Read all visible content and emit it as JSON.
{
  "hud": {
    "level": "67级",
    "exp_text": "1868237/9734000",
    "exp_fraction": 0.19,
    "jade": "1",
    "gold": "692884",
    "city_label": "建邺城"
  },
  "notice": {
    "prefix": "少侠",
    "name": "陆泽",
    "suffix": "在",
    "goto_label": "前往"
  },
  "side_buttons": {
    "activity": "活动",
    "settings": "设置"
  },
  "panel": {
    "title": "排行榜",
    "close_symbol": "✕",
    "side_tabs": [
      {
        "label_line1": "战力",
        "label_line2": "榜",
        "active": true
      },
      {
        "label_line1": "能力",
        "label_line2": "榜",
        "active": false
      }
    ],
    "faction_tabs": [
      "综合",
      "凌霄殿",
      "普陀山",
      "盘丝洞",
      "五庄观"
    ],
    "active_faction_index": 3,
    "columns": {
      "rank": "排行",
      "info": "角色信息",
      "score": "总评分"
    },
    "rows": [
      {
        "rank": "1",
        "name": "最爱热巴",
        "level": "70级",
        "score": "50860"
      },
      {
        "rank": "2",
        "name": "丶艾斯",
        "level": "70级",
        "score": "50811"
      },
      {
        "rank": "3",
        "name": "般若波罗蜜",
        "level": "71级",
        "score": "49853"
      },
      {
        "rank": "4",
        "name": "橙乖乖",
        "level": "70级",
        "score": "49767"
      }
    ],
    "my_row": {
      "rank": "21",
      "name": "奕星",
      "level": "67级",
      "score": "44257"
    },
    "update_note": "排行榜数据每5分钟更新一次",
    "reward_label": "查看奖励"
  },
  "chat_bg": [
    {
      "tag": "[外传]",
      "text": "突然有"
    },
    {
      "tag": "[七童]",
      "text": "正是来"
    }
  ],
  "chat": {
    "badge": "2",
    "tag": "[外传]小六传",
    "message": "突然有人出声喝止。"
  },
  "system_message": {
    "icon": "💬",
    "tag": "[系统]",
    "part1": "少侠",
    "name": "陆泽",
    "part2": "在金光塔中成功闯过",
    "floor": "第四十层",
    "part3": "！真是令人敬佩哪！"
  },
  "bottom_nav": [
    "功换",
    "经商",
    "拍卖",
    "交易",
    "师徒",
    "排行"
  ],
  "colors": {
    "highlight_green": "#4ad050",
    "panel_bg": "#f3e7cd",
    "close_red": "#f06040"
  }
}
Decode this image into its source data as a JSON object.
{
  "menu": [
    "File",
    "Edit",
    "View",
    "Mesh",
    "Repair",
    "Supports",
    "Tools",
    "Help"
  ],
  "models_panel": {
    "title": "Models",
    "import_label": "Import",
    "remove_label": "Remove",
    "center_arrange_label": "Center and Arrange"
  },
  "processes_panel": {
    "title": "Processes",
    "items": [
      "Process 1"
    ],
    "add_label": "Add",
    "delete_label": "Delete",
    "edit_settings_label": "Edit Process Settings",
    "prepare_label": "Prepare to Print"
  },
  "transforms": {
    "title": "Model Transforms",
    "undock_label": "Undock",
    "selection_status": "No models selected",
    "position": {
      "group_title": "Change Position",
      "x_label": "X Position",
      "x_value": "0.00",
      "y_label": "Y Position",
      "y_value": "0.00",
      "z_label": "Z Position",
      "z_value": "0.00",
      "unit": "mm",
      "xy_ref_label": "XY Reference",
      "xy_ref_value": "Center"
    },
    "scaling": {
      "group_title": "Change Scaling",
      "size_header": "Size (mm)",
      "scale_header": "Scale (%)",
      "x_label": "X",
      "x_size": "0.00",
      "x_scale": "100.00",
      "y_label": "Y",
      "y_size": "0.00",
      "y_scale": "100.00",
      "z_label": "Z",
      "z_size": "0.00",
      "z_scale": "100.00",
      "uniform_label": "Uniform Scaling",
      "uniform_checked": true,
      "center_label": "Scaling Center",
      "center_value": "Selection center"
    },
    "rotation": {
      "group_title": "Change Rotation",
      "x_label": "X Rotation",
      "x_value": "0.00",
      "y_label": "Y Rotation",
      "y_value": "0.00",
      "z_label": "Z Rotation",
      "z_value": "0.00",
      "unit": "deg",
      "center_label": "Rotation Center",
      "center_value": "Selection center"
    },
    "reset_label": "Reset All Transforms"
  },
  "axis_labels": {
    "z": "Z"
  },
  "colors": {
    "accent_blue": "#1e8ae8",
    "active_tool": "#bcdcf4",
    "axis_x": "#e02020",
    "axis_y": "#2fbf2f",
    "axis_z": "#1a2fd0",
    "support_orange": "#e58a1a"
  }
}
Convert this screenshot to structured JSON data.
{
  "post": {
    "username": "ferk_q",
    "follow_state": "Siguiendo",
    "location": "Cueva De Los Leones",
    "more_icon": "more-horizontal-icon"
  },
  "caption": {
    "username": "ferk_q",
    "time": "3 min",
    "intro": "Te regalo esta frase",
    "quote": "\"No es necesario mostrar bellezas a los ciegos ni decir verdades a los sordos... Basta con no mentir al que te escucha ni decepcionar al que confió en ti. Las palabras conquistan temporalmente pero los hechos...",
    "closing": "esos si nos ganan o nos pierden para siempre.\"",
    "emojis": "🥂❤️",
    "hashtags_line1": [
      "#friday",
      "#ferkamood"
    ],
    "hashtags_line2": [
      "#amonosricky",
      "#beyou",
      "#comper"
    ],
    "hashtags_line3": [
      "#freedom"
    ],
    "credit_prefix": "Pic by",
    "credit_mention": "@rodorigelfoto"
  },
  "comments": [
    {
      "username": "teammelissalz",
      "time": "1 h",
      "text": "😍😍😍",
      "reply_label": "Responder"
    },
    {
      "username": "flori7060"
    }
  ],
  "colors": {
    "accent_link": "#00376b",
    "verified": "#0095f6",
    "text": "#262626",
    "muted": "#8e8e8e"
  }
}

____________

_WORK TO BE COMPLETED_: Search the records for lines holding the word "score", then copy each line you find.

_WRITTEN RESPONSE_:
      "score": "总评分"
        "score": "50860"
        "score": "50811"
        "score": "49853"
        "score": "49767"
      "score": "44257"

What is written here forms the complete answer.